One issue that has dominated those discussions over the last year, he said, has had to do with the budget.
“There is not a meeting with (Environment Secretary Ron) Curry or (Hazardous Waste Bureau Chief James) Bearzi, when funding is not a problem,” Rael said.
In a companion presentation, LANL’s Associate Director, Environmental Programs, Susan Stiger listed some recent positive developments and accomplishments.
Among them, she mentioned the fact that LANL has submitted 194 documents to NMED over the last year related to the Consent Order, including 10 that met stipulated penalty milestones.
She said the program had actually managed to recover five months of schedule on three critical Consent Order milestones that might have been subject to penalties because of funding-related delays from last year.
Of particular note, she said, was a special $20 million appropriation, included in an emergency defense spending bill, mainly to complete eight deep monitoring wells that were added to the Consent Order for groundwater monitoring.
“Pressure from you and others is starting to help,” Stiger said to the committee members.
Stiger credited support from the wider community for improving prospects for federal funding, noting that the House proposal for next year is nearly $40 million over the administration’s request and the Senate version, at $245 million is even higher.
She said the groundwater monitoring program plans to add about 18 new deep monitoring wells over the next several years, mainly focused on investigating chromium contamination that has been detected in the regional aquifer.
Not all the news was good. She said she had just learned that the crew on one of the newly started wells was not going to be able to recover some equipment that had been lost down the bore hole.
“We’re going to have to redrill from scratch,” she said.
As the session continued into the afternoon, the legislators also heard about some of the laboratory’s economic development programs.
Duncan McBranch, principal associate director for science, technology and engineering, gave an overview of the laboratory’s technology transfer mission and described in detail the Technological Research Collaborative.
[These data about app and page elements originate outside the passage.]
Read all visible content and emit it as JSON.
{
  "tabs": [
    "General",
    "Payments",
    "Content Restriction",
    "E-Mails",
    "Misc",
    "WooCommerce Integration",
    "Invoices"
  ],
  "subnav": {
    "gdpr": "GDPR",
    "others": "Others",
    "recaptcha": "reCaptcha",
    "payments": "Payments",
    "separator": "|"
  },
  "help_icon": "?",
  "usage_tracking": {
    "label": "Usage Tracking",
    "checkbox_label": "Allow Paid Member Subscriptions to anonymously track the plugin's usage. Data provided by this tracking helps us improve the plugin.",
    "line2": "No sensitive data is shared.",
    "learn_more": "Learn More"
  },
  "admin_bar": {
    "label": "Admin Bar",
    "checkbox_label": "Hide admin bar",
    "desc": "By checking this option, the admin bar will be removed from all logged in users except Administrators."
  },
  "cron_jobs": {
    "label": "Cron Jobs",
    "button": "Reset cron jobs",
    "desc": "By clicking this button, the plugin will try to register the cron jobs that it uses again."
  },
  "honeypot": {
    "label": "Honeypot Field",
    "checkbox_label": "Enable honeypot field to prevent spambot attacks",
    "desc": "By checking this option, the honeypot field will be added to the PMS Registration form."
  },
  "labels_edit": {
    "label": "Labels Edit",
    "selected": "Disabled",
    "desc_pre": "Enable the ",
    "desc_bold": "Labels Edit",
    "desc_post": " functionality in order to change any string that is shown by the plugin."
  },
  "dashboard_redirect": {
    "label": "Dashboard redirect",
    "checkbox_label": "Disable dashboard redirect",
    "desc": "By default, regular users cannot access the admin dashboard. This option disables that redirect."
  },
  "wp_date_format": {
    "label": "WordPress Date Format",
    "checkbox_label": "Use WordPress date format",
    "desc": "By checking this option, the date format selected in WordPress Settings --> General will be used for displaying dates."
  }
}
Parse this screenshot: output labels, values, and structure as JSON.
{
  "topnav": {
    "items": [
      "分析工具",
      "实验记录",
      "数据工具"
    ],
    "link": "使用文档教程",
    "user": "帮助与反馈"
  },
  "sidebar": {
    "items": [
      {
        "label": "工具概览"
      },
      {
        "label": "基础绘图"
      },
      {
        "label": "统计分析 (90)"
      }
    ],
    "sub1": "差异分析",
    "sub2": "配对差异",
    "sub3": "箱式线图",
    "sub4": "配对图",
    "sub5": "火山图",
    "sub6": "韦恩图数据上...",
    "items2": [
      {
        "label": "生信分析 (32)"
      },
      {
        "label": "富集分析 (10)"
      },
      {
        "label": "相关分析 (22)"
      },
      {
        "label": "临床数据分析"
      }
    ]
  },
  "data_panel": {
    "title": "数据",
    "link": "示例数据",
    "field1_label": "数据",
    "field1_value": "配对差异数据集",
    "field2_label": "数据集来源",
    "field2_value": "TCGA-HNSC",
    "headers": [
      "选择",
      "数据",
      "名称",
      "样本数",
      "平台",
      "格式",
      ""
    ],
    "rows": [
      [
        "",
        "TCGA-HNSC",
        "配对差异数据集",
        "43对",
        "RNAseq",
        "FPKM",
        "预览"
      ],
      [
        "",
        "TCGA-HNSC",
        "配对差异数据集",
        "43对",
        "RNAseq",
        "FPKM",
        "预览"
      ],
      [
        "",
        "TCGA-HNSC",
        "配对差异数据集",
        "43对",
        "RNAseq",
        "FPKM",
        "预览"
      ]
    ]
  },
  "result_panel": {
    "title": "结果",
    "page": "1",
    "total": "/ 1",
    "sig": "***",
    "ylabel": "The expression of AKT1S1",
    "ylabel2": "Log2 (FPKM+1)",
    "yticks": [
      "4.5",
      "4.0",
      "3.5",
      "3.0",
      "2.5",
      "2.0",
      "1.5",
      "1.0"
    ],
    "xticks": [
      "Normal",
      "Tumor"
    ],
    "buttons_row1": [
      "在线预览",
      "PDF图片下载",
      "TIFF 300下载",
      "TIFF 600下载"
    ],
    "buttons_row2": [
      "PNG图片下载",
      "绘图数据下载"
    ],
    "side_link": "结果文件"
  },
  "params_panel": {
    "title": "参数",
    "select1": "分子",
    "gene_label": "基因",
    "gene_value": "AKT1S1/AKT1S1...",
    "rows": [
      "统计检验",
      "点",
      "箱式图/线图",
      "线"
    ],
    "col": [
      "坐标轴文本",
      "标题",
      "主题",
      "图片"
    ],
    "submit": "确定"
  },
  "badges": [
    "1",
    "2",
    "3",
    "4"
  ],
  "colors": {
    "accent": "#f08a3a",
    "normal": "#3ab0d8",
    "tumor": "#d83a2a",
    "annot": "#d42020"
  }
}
Steven Girrens, technology transfer division leader, spoke about some of the other entrepreneurial initiatives.
There were also reports on the small business and business mentoring programs.